October 6 Dr. Billington unveils at a press conference preliminary plans for commemoration
of Library's Bicentennial on April 24. 2000.

October 7 A fundraising event is held to launch Library's Bicentennial in 2000. Morr than $800,000 is raised. Guests include General Colin Powell, vice chairman of the event. October 7 President Clinton signs Ixgislative Branch Appropriations Bill (Public Law
10555), which includes the Library's budget of $376,719,000 for fiscal 1998.

October 8 Producer and filmmaker Nathan Kroll introduces three evenings devoted to films about major performing artists, beginning with cellist Pablo Casals. October 9 An evening of Korean classical music hosted by the Asian Division and Korean
Information Center of Washington.

October 9 Poet Laureate Consultant in Poetry (1997-98) Robert Pinsky opens library's fall
literal). season with lecture o n "Digital Culture and the Individual Soul."

October 10 Senator Max Cleland (D-Ga.) delivers keynote address for Disability Employment Awareness Month. October 15 Copyright O f i c e launches NplvsNet, a free electronic news service o n copyrightrelated issues.

October 15 poet^ and Literature Center presents Pulitzer Prize-winning poet W. S. Me~win
reading from his work.

October 15 Library celebrates one hundredth birthday of Music Division with "An Evening o f Society Dances and Parlor Amusements from the 1890s," featuring Elizabeth Aldrich's.jonq~til Street Foundation dancers and Library of Congress Centennial Cotillion Band playing vintage music from the collections. October 16 Dr. Billington releases first comprehensive fivevolume study o n present survival
status of American television a n d independent video prod~lction.

October 21 Twentieth anniversary of Center for the Book is celebrated. October 22 Elena Bonner, human rights activist and widow of Nobel Peace Prize laureate . h d r e i Sakharov, delivers lecture o n the state of h u ~ l i a n rights in former Soviet Union. October 22 Film showing of Breaking the Attilude Banier: Learning to Value People d t h DiraMlLs
commemorates Disability Employment Awareness Month.

October 23 Poetry at Noon series presents "Spirits beyond This Realm-Part 1" with discus sion of translation of Dante's I n f m o by Poet Laureate Consultant in Poetry Robert Pinskv.

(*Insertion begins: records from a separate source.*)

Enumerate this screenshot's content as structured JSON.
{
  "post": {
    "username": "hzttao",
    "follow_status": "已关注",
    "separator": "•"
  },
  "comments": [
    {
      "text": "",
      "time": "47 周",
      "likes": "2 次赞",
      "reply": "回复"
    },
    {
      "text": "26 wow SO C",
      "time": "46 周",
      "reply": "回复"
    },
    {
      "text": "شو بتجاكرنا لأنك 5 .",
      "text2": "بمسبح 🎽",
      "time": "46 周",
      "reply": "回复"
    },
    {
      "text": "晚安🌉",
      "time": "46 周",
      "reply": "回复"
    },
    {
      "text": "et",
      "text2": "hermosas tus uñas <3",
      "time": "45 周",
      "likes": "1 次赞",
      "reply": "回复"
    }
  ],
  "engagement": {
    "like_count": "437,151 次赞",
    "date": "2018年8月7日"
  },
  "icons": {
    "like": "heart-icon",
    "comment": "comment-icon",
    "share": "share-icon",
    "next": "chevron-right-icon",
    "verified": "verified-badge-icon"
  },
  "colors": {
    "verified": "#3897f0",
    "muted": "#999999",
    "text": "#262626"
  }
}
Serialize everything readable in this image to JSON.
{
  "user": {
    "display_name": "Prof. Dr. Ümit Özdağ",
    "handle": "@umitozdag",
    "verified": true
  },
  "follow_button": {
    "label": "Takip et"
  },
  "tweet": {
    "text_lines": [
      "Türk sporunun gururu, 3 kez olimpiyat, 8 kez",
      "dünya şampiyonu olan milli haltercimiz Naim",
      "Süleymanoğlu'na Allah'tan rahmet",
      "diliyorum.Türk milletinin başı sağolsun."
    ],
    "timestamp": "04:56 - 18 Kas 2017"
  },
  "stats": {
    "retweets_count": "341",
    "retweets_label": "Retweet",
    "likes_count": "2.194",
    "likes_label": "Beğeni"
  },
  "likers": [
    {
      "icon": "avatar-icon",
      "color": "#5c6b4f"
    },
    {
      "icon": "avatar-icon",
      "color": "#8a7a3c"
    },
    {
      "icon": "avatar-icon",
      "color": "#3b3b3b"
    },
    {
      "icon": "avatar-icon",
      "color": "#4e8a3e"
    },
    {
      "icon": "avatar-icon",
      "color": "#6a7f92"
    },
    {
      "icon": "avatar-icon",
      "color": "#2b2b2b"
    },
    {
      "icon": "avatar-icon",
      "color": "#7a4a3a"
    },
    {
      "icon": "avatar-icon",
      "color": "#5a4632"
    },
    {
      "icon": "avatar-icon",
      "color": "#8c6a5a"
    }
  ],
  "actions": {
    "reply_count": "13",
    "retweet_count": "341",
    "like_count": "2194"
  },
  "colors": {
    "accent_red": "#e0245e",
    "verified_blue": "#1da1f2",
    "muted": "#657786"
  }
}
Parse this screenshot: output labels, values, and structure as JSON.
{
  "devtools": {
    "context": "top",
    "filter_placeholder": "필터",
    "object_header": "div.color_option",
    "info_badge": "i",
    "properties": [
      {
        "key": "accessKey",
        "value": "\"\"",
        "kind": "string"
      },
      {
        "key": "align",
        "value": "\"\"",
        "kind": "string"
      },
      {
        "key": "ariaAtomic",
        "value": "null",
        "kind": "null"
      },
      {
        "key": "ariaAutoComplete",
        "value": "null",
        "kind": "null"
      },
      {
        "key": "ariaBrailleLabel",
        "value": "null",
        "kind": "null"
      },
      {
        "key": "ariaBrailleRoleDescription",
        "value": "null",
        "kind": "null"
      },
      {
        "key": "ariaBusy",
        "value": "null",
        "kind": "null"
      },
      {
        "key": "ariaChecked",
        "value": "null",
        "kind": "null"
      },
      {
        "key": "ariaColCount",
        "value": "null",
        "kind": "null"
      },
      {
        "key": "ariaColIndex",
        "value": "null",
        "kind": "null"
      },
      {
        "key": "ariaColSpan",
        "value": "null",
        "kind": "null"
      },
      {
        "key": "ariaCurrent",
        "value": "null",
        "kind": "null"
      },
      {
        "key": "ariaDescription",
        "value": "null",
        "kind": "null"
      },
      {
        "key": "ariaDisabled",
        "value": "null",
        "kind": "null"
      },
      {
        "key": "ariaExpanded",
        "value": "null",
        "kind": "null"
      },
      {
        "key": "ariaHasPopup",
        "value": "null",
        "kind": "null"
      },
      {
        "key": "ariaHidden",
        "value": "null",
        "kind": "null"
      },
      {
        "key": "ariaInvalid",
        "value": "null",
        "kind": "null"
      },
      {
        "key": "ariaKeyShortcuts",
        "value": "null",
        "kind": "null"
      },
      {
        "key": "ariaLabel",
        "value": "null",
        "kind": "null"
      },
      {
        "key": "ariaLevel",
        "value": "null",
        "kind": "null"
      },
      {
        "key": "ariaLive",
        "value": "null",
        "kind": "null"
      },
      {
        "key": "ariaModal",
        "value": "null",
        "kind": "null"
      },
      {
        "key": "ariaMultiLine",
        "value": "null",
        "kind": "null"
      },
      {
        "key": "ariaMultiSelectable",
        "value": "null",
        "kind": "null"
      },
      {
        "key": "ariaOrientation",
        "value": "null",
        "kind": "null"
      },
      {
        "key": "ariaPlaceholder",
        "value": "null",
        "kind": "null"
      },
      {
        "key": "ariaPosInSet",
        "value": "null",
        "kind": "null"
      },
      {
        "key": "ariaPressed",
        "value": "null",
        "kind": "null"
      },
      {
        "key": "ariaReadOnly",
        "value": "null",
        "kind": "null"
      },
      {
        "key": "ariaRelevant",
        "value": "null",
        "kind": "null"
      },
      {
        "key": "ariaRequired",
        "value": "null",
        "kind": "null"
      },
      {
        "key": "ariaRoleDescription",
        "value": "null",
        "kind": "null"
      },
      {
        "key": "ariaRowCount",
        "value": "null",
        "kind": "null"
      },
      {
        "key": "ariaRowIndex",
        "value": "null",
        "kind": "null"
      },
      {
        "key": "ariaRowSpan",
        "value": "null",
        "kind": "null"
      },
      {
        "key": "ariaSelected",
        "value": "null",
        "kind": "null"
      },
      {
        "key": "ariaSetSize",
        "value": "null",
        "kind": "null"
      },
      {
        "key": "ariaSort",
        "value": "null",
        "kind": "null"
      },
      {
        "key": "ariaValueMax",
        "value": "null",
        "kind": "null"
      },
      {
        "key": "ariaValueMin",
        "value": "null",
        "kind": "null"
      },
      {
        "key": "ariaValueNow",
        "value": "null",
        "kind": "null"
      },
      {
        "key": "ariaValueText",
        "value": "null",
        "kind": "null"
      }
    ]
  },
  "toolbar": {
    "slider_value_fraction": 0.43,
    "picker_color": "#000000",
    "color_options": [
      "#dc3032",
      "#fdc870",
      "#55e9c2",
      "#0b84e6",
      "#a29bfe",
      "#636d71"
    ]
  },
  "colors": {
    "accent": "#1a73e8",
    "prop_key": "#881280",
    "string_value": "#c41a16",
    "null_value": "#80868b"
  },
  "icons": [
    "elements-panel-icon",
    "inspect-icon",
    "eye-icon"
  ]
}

October 23 Poetry and Literature Center presents readings by Suzanne Qualls and Peter

112 Appendix A: Major Events at the Libr(q

14. COPYRIGHT REGISTRATIONS (number of registrations by subject matter, fiscal 1998)

C a t e m o Material f




Nondramatic literary works Monographs and computer-related works Serials Serials (non-group) Group daily newspapers Group serials TOTAL, literary works Works of the performing arts, including musical works, dramatic works, choreography and pantomimes, and motion pictures and filmstrips Works of the visual arts, including tww dimensional works of fine and graphic an, sculptural works, technical drawings and models, photographs, cartographic works, commercial prints and labels, and works of the applied arts Sound recordings TOTAL Renewals Mask work registrations
GRAND TOTAL, all registrations




61,783 2,499 8,320 207,591


61,783 2,499 8,320 261,973

Documents recorded

Annual Report o the Libmrian o Congress 1998 169 f f

15. COPYRIGHT BUSINESS SUMMARY (fees recorded, fiscal 1998)



Applications for registration Fees for mask works Renewals

Fees for recordation of documents Fees for certifications Fees for searches Fees for expedited services Fees for other services


Fees Applied to the Appropriation, Fiscal 1998

170 Appendix J: Statistical Tables